NFL Owners opt out of the league pension plan.
By Bill Smith
In a great piece of investigative reporting, Daniel Kaplan and Liz Mullen of the SportsBusiness Journal wrote yesterday in Sporting News Today that behind the scenes, the NFL owners voted to make participation in the NFL League Employee Pension Plan voluntary. The vote was taken at the March owners meeting but was not made public. Up to now, every team had to participate in the program that covers all team employees except players. The NFLPA manages the players’ pensions.
This is important for a couple of reasons. The fact that the NFL did their best to cover up the change is a major concern. The country and the world is in the middle of an artificially caused recession that was created for political purposes by political hacks in Washington. Now the NFL is using the recession as an excuse to cut everything except the prices that fans pay to see the games. And the teams are doing it behind the backs of the fans and the public. A league spokesman mentioned in the article refused to confirm or deny the decision. In an era of the public demanding much more transparency from all organizations, the secrecy with which this proposal was passed is disturbing.
The article also reported that according to other unnamed sources, a couple of teams had already told employees of the change. Presumably those teams and perhaps others will be ending their contributions to employee pension plans. These changes will occur without warning. It is a unilateral change in the contracts of coaches and other employees without renegotiating the deal.

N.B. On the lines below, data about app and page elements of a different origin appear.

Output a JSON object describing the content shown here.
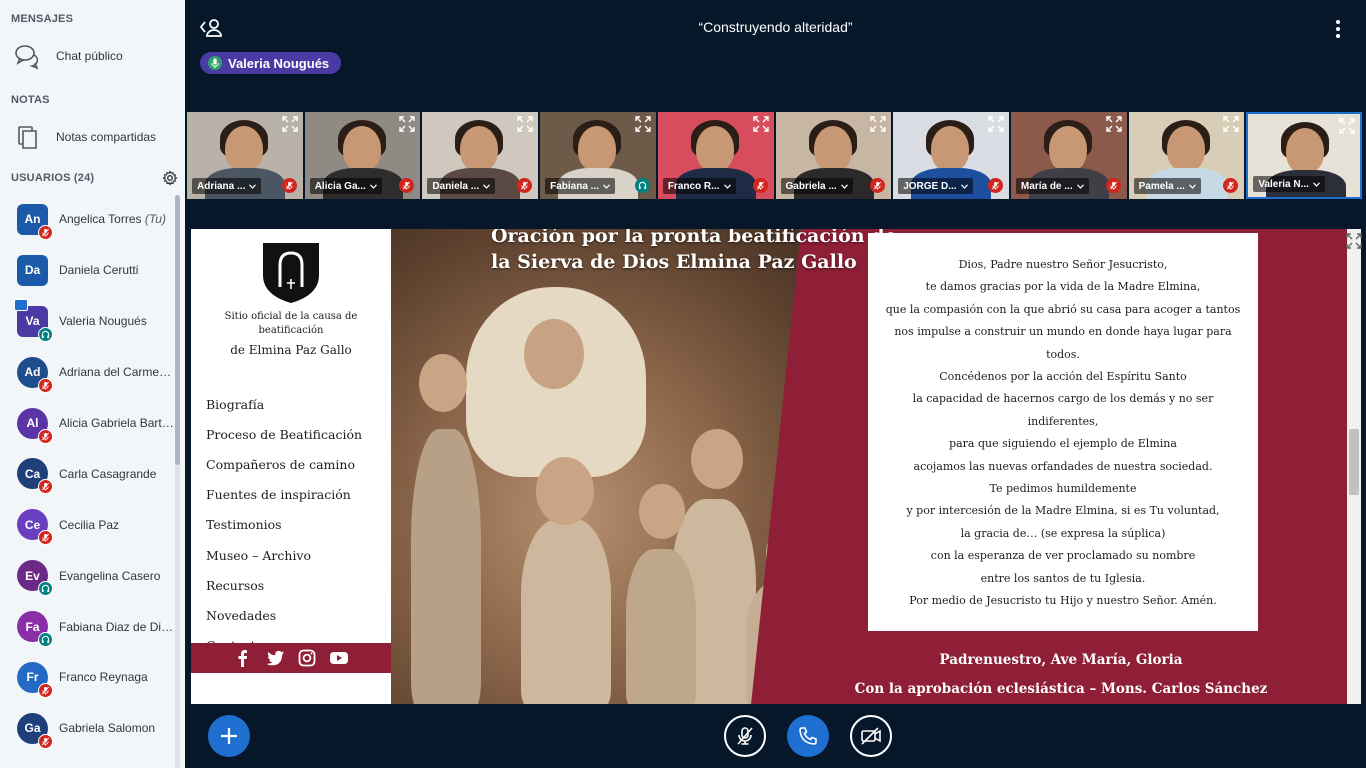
{
  "sidebar": {
    "messages_title": "MENSAJES",
    "public_chat": "Chat público",
    "notes_title": "NOTAS",
    "shared_notes": "Notas compartidas",
    "users_title": "USUARIOS (24)",
    "users": [
      {
        "initials": "An",
        "name": "Angelica Torres",
        "suffix": "(Tu)",
        "color": "#1a5aa8",
        "status": "muted",
        "shape": "square"
      },
      {
        "initials": "Da",
        "name": "Daniela Cerutti",
        "suffix": "",
        "color": "#1a5aa8",
        "status": "none",
        "shape": "square"
      },
      {
        "initials": "Va",
        "name": "Valeria Nougués",
        "suffix": "",
        "color": "#4a3aa3",
        "status": "listen",
        "shape": "square",
        "presenter": true
      },
      {
        "initials": "Ad",
        "name": "Adriana del Carmen Vill...",
        "suffix": "",
        "color": "#1f4e8c",
        "status": "muted",
        "shape": "round"
      },
      {
        "initials": "Al",
        "name": "Alicia Gabriela Bartolini",
        "suffix": "",
        "color": "#5b34a8",
        "status": "muted",
        "shape": "round"
      },
      {
        "initials": "Ca",
        "name": "Carla Casagrande",
        "suffix": "",
        "color": "#1f3f7a",
        "status": "muted",
        "shape": "round"
      },
      {
        "initials": "Ce",
        "name": "Cecilia Paz",
        "suffix": "",
        "color": "#6a3fbf",
        "status": "muted",
        "shape": "round"
      },
      {
        "initials": "Ev",
        "name": "Evangelina Casero",
        "suffix": "",
        "color": "#6b2a86",
        "status": "listen",
        "shape": "round"
      },
      {
        "initials": "Fa",
        "name": "Fabiana Diaz de Dinardi",
        "suffix": "",
        "color": "#8a2fa8",
        "status": "listen",
        "shape": "round"
      },
      {
        "initials": "Fr",
        "name": "Franco Reynaga",
        "suffix": "",
        "color": "#2469c4",
        "status": "muted",
        "shape": "round"
      },
      {
        "initials": "Ga",
        "name": "Gabriela Salomon",
        "suffix": "",
        "color": "#1f3f7a",
        "status": "muted",
        "shape": "round"
      }
    ]
  },
  "header": {
    "title": "“Construyendo alteridad”",
    "talking": "Valeria Nougués"
  },
  "videos": [
    {
      "label": "Adriana ...",
      "status": "muted",
      "bg": "#b9b2a8",
      "shirt": "#4b5663"
    },
    {
      "label": "Alicia Ga...",
      "status": "muted",
      "bg": "#8f8a83",
      "shirt": "#2d2d2d"
    },
    {
      "label": "Daniela ...",
      "status": "muted",
      "bg": "#cfc8bf",
      "shirt": "#5b4a43"
    },
    {
      "label": "Fabiana ...",
      "status": "listen",
      "bg": "#6e5a48",
      "shirt": "#d8d2c8"
    },
    {
      "label": "Franco R...",
      "status": "muted",
      "bg": "#d84d5e",
      "shirt": "#1f2a44"
    },
    {
      "label": "Gabriela ...",
      "status": "muted",
      "bg": "#c7b6a3",
      "shirt": "#2a2a2a"
    },
    {
      "label": "JORGE D...",
      "status": "muted",
      "bg": "#d9dde3",
      "shirt": "#1d4f9e"
    },
    {
      "label": "María de ...",
      "status": "muted",
      "bg": "#8b5a4a",
      "shirt": "#3f3f48"
    },
    {
      "label": "Pamela ...",
      "status": "muted",
      "bg": "#d8cdb6",
      "shirt": "#c8d9e6"
    },
    {
      "label": "Valeria N...",
      "status": "none",
      "bg": "#e7e2d8",
      "shirt": "#2c2f3a",
      "active": true
    }
  ],
  "slide": {
    "site_lines": [
      "Sitio oficial de la causa de",
      "beatificación"
    ],
    "site_name": "de Elmina Paz Gallo",
    "nav": [
      "Biografía",
      "Proceso de Beatificación",
      "Compañeros de camino",
      "Fuentes de inspiración",
      "Testimonios",
      "Museo – Archivo",
      "Recursos",
      "Novedades",
      "Contacto"
    ],
    "title_lines": [
      "Oración por la pronta beatificación de",
      "la Sierva de Dios Elmina Paz Gallo"
    ],
    "prayer": [
      "Dios, Padre nuestro Señor Jesucristo,",
      "te damos gracias por la vida de la Madre Elmina,",
      "que la compasión con la que abrió su casa para acoger a tantos",
      "nos impulse a construir un mundo en donde haya lugar para",
      "todos.",
      "Concédenos por la acción del Espíritu Santo",
      "la capacidad de hacernos cargo de los demás y no ser",
      "indiferentes,",
      "para que siguiendo el ejemplo de Elmina",
      "acojamos las nuevas orfandades de nuestra sociedad.",
      "Te pedimos humildemente",
      "y por intercesión de la Madre Elmina, si es Tu voluntad,",
      "la gracia de… (se expresa la súplica)",
      "con la esperanza de ver proclamado su nombre",
      "entre los santos de tu Iglesia.",
      "Por medio de Jesucristo tu Hijo y nuestro Señor. Amén."
    ],
    "footer": [
      "Padrenuestro, Ave María, Gloria",
      "Con la aprobación eclesiástica – Mons. Carlos Sánchez"
    ]
  },
  "colors": {
    "accent": "#1f6fd1",
    "muted": "#d1261e",
    "listen": "#008081",
    "slide_bg": "#8e1f36"
  }
}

An unnamed source close to the decision also said that this was not a signal to the Union about the upcoming negotiations according to the article. That is an outright lie. Everything that the League and the Union says and does has an impact on the negotiations. This move is not a good sign for successful negotiations with the Union.
There is another question I have about the decision. If the teams would do that to the coaches and employees, what will they be willing to do to the customers—the fans that pay to see the game and those that buy the products that are advertised during the games on TV? The obvious answer is that they will do whatever they think they can get away with. That too is not a good sign for an agreement to prevent a strike/lockout in 2011.
The NFL lives on exposure but only exposes what it wants the fans and the public to know. This article was an excellent piece of investigative journalism. It is just too bad that major media outlets don’t use that same level of effort to uncover and report what is going on behind the voters’ backs in the nation’s Capital.
That’s what I think. Tell me what you think.
Bill Smith is a former coach of several semi-pro teams, has officiated both football and basketball, done color on radio for college football and basketball and has scouted talent. He is a senior writer for and edits https://fryingpansports.com. He has also published several novels on and edits .
My email is [email protected]